PROBLEM TO WORK ON: The reply should hold only the lines from the one with "Give me the" through the end of the data, each given exactly.

Segment Open

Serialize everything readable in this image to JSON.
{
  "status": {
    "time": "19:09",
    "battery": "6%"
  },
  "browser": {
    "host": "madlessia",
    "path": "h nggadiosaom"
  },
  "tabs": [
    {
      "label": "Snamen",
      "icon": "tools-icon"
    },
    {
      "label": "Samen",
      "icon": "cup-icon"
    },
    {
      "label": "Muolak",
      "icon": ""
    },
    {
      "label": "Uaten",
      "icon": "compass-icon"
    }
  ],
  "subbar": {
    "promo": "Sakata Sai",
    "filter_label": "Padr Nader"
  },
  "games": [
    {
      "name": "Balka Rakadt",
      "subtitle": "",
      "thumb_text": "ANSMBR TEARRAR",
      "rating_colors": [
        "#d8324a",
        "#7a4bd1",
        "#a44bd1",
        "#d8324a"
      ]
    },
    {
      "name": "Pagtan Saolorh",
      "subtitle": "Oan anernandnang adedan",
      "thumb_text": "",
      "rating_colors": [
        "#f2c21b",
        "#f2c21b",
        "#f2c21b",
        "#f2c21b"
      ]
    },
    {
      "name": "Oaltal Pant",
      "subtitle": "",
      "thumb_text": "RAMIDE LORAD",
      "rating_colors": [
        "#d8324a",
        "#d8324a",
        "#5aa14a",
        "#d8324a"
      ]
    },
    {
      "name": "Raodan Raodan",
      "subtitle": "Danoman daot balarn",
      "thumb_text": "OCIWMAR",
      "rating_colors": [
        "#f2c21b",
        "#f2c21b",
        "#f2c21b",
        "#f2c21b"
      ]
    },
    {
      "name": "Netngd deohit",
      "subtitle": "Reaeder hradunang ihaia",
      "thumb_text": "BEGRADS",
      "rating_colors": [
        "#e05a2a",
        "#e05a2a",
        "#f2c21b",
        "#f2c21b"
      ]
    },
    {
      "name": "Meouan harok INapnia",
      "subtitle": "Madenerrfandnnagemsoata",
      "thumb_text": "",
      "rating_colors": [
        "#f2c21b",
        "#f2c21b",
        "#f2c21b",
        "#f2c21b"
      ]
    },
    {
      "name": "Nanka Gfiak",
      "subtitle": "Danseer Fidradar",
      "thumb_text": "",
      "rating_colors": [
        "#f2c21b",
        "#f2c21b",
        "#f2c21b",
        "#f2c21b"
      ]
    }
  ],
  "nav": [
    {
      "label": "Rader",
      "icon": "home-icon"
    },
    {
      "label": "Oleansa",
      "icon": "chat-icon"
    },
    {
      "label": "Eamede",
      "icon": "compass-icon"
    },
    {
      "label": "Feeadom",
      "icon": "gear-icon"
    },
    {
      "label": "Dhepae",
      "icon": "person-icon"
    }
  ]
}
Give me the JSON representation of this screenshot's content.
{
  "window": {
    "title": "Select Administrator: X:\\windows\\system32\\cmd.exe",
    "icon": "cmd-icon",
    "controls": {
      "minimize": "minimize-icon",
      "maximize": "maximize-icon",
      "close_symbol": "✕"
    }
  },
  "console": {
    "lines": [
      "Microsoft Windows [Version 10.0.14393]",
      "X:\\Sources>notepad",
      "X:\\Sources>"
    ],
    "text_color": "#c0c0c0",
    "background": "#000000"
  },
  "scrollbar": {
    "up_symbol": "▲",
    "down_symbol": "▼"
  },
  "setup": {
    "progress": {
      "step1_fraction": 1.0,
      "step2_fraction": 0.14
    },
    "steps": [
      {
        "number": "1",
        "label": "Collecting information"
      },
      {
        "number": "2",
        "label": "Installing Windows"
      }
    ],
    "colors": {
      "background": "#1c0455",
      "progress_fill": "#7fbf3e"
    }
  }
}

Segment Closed

TASK OUTPUT:
Give me the JSON representation of this screenshot's content.
{
  "window": {
    "title": "Select Administrator: X:\\windows\\system32\\cmd.exe",
    "icon": "cmd-icon",
    "controls": {
      "minimize": "minimize-icon",
      "maximize": "maximize-icon",
      "close_symbol": "✕"
    }
  },
  "console": {
    "lines": [
      "Microsoft Windows [Version 10.0.14393]",
      "X:\\Sources>notepad",
      "X:\\Sources>"
    ],
    "text_color": "#c0c0c0",
    "background": "#000000"
  },
  "scrollbar": {
    "up_symbol": "▲",
    "down_symbol": "▼"
  },
  "setup": {
    "progress": {
      "step1_fraction": 1.0,
      "step2_fraction": 0.14
    },
    "steps": [
      {
        "number": "1",
        "label": "Collecting information"
      },
      {
        "number": "2",
        "label": "Installing Windows"
      }
    ],
    "colors": {
      "background": "#1c0455",
      "progress_fill": "#7fbf3e"
    }
  }
}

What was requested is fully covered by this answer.